A prospective study from the LEAP group (Bosse 2001) used five injury severity scoring systems (MESS, LSI, PSI>>) to prospectively evaluate 556 patients with lower extremity injuries. At six months from the time of injury 407 patients remained in the limb salvage group. They found that each scoring system was highly specific for amputation, but not sensitive. They concluded that a low score could be used to predict a limb salvage patient, but that a high score could not be used to predict the need for an amputation. This study was not included in the references for the CPG as it did not assess difference in outcomes, however, is relevant to the use of lower extremity injury severity scores at time of injury. While the panel agrees these scores should not be used to guide treatment, they can be useful when used in a descriptive manner and to provide a framework when discussing treatment options with the patient and family.
The same group (Ly, 2008) prospectively evaluated the same five scoring systems to predict outcome following limb salvage using the Sickness Impact Profile (SIP) at 6 months and 2 years after injury. They found that none of the scores were predictive of either the SIP at 6 and 24 months or of the change in SIP between 6 and 24 months. They concluded that these scoring systems should not be used to predict functional outcome following successful limb salvage in patients who sustain a high energy lower-extremity trauma.
A study of 155 military patients with type III open tibia fractures reported that 110 patients underwent successful limb salvage and 45 eventually required amputation. The average MESS scores for these two cohorts were 5.3 and 5.8, respectively; more importantly, MESS scores demonstrated specificity of 87.8% for predicating amputation, but a sensitivity of only 35% and positive predictive value of only 50% for scores ≥7. The authors concluded that MESS scores were neither adequately “sensitive nor accurate for predicting amputation” (Sheean 2014).
BENEFITS & HARMS:
Given that lower extremity scores have not been shown to predict outcomes or the need for amputation or limb salvage, the benefit of implementing this recommendation will be that fewer patients will receive an upfront amputation based on a high extremity specific score such as the MESS or LSI. This should reduce the number of unnecessary amputations. It is possible that a patient with a high MESS, LSI or PSI score may ultimately require an amputation due to other factors and each patient should be evaluated on a case by case basis.
Priority outcomes include preventing unnecessary amputations based on tools that have been shown to have a low sensitivity to predict need for amputation.

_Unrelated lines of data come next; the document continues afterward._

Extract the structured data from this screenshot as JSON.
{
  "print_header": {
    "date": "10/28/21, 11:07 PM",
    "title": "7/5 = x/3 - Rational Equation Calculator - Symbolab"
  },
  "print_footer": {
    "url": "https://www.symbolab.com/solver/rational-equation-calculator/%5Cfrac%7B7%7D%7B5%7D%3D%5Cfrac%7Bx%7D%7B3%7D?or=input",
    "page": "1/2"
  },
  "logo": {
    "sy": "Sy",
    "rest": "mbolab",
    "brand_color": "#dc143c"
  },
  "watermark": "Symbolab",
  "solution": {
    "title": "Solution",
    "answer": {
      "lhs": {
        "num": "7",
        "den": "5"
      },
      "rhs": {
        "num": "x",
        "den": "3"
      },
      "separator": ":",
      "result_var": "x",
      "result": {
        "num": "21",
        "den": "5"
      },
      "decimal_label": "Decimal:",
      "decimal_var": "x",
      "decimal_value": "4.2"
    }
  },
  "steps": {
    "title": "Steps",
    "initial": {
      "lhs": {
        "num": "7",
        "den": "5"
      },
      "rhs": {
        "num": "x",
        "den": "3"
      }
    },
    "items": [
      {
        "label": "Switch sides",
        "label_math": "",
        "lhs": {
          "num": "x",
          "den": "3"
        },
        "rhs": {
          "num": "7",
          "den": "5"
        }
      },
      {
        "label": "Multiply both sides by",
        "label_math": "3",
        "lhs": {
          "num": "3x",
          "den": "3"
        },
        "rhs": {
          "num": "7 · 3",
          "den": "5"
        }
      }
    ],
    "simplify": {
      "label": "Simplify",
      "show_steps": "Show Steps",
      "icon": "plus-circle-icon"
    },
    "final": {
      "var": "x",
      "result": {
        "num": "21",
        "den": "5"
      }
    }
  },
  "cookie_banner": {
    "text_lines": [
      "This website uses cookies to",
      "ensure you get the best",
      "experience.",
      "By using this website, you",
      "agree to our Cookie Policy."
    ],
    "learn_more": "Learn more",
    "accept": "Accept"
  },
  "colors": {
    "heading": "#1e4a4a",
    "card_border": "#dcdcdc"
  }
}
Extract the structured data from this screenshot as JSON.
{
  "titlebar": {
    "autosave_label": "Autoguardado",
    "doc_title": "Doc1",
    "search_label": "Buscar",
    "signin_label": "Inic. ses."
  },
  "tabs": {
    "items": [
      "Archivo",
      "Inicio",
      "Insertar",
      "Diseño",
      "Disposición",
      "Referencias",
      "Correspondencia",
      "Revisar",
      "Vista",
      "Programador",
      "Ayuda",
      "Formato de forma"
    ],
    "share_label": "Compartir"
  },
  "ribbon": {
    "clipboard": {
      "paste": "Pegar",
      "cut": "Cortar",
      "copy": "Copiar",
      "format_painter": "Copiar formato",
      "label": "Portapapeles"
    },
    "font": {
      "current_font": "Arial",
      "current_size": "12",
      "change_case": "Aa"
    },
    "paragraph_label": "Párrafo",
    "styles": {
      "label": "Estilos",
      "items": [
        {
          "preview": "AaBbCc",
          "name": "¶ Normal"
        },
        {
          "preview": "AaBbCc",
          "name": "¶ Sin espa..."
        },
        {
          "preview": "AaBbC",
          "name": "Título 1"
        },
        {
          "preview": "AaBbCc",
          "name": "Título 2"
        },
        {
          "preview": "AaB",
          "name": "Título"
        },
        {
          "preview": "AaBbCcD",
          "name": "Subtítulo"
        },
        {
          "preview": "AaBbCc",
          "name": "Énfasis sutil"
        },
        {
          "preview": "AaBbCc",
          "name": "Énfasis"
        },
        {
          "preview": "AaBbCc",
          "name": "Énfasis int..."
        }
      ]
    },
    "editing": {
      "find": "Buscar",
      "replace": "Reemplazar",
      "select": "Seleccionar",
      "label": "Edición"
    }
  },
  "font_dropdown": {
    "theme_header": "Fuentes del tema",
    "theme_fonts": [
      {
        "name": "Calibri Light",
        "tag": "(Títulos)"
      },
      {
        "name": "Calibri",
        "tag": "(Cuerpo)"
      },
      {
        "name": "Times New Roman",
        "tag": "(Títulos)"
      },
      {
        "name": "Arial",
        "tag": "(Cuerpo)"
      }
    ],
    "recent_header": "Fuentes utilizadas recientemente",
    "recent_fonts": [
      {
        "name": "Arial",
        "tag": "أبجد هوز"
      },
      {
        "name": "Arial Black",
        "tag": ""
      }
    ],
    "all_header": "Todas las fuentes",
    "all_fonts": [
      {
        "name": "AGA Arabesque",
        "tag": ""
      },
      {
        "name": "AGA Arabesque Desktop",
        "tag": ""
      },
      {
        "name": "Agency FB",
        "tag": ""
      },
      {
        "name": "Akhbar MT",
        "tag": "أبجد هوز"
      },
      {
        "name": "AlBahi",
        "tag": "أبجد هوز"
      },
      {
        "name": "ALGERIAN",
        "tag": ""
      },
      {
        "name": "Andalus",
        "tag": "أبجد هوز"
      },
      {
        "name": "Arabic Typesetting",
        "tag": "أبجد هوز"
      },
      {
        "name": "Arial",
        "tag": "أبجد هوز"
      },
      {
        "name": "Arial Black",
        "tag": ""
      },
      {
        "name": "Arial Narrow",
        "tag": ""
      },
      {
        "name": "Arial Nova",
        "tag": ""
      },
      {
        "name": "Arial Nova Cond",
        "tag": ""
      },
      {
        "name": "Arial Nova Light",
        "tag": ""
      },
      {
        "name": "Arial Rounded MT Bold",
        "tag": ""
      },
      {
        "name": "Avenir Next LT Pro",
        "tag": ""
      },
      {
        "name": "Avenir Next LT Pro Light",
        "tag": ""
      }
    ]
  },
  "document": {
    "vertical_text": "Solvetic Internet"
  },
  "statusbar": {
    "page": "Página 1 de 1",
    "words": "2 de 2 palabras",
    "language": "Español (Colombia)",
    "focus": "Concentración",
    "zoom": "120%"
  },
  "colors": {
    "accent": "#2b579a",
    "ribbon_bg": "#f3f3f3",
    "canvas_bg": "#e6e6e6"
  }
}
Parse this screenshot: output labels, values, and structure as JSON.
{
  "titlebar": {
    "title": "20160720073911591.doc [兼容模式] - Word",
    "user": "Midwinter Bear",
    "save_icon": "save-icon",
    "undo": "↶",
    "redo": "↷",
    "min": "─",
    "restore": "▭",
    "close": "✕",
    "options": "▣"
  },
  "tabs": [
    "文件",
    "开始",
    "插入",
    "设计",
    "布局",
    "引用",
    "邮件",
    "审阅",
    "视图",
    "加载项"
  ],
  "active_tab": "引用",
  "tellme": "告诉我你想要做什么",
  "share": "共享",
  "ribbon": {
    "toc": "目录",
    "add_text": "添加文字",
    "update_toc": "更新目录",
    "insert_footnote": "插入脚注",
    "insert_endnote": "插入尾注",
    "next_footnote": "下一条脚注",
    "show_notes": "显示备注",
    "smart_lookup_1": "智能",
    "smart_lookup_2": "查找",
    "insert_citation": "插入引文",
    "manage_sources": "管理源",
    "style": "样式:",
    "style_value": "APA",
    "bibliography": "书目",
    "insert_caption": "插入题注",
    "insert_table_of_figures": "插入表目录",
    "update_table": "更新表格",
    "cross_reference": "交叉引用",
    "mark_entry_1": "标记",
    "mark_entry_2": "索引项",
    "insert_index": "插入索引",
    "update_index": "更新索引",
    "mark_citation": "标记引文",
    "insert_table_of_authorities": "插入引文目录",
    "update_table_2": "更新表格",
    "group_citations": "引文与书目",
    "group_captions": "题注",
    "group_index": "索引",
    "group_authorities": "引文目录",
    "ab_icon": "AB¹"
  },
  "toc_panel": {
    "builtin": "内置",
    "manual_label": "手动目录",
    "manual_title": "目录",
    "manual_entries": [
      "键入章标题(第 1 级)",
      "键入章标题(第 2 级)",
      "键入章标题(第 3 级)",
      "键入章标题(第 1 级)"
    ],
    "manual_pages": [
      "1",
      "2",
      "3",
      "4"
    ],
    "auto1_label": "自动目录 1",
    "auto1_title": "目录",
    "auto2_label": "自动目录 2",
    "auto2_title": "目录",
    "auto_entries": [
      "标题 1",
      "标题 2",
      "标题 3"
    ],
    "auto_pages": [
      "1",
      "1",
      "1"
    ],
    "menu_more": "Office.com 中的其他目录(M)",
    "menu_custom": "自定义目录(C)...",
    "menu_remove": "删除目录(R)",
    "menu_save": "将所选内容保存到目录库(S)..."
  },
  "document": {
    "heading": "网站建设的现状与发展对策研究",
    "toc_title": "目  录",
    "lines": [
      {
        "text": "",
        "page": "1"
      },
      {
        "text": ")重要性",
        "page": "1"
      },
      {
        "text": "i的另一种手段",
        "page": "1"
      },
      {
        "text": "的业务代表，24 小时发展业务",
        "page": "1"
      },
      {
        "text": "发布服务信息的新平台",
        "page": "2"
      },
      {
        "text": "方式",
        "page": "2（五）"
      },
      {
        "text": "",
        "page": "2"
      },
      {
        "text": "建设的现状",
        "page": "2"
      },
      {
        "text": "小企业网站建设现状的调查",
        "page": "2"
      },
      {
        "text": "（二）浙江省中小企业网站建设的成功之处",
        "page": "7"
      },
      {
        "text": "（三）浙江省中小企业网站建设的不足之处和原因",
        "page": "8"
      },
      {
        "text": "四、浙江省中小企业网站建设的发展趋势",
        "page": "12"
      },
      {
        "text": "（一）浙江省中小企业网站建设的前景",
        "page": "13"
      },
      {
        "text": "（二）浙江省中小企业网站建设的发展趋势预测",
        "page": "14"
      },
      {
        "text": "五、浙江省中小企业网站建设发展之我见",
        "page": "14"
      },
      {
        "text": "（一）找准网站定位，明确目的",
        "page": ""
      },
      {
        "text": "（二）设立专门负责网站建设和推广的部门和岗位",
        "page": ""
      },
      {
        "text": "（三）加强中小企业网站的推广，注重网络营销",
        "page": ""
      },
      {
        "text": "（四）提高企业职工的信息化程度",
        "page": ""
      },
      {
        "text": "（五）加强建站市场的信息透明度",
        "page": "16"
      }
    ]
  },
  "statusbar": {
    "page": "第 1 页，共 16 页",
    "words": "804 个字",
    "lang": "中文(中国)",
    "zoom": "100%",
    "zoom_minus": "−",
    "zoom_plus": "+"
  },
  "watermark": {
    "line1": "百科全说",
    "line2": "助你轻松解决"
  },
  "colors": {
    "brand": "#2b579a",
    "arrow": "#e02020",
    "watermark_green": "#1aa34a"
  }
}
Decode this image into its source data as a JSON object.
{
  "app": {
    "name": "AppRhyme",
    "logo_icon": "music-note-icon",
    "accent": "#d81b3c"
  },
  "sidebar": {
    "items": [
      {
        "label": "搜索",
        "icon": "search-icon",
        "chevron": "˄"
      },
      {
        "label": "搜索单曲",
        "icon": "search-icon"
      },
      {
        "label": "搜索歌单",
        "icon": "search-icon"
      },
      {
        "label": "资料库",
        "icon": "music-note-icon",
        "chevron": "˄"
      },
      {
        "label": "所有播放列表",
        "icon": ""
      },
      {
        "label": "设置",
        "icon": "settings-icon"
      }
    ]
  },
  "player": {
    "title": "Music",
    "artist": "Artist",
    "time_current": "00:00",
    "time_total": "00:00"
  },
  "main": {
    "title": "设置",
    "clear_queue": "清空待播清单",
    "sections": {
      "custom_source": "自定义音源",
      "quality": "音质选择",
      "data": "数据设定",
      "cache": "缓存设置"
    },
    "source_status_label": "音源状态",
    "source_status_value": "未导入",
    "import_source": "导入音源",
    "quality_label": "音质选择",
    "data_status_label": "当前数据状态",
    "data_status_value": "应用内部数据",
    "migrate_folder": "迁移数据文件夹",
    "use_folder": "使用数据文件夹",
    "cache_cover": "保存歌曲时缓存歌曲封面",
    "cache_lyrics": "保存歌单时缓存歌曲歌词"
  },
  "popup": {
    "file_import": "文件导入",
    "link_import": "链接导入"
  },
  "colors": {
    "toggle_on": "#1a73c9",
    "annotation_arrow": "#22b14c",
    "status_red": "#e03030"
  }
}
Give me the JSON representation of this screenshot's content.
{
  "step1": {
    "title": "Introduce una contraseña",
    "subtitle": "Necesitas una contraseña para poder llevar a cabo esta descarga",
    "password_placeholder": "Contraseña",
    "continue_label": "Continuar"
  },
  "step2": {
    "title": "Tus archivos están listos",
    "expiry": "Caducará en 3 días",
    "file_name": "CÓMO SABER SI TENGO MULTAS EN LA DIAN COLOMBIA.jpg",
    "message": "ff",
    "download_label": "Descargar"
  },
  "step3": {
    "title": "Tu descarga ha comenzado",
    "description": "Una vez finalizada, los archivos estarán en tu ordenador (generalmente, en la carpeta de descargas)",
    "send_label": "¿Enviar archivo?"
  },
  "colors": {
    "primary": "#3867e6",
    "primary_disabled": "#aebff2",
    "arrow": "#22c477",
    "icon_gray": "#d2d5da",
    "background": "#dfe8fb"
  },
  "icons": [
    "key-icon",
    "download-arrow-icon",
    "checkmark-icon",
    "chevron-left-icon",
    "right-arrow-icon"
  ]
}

COST EFFECTIVENESS/RESOURCE UTILIZATION:
As an independent factor, there is no direct impact on cost effectiveness/resource utilization.
Developing a more sophisticated tool for surgeons that incorporates available patient characteristics that has a better sensitivity and specificity in identifying patients who would benefit from an immediate amputation using the body of research from the LEAP studies.
Additional Rationale References:
- Bosse, M.J., MacKenzie, E.J.,Kellam, J.F., et. al. A Prospective Evaluation of the Clinical Utility of the Lower-Extremity Injury-Severity Scores. J Bone Joint Surg Am. 2001; 83(1):3-14.
- Sheean, A.J., Krueger, C.A., Napierala, M.A., Stinner, D.J., Hsu, J.R. Evaluation of the Mangled Extremity Severity Score in Combat-Related Type III Open Tibia Fracture. J Orthop Trauma. 2014; 28(9):523-6.
*Strength of Recommendation: Moderate (upgraded) Evidence from two or more “Moderate” quality studies with consistent findings, or evidence from a single “High” quality study for recommending for or against the intervention. Also requires no or only minor concerns addressed in the EtD framework.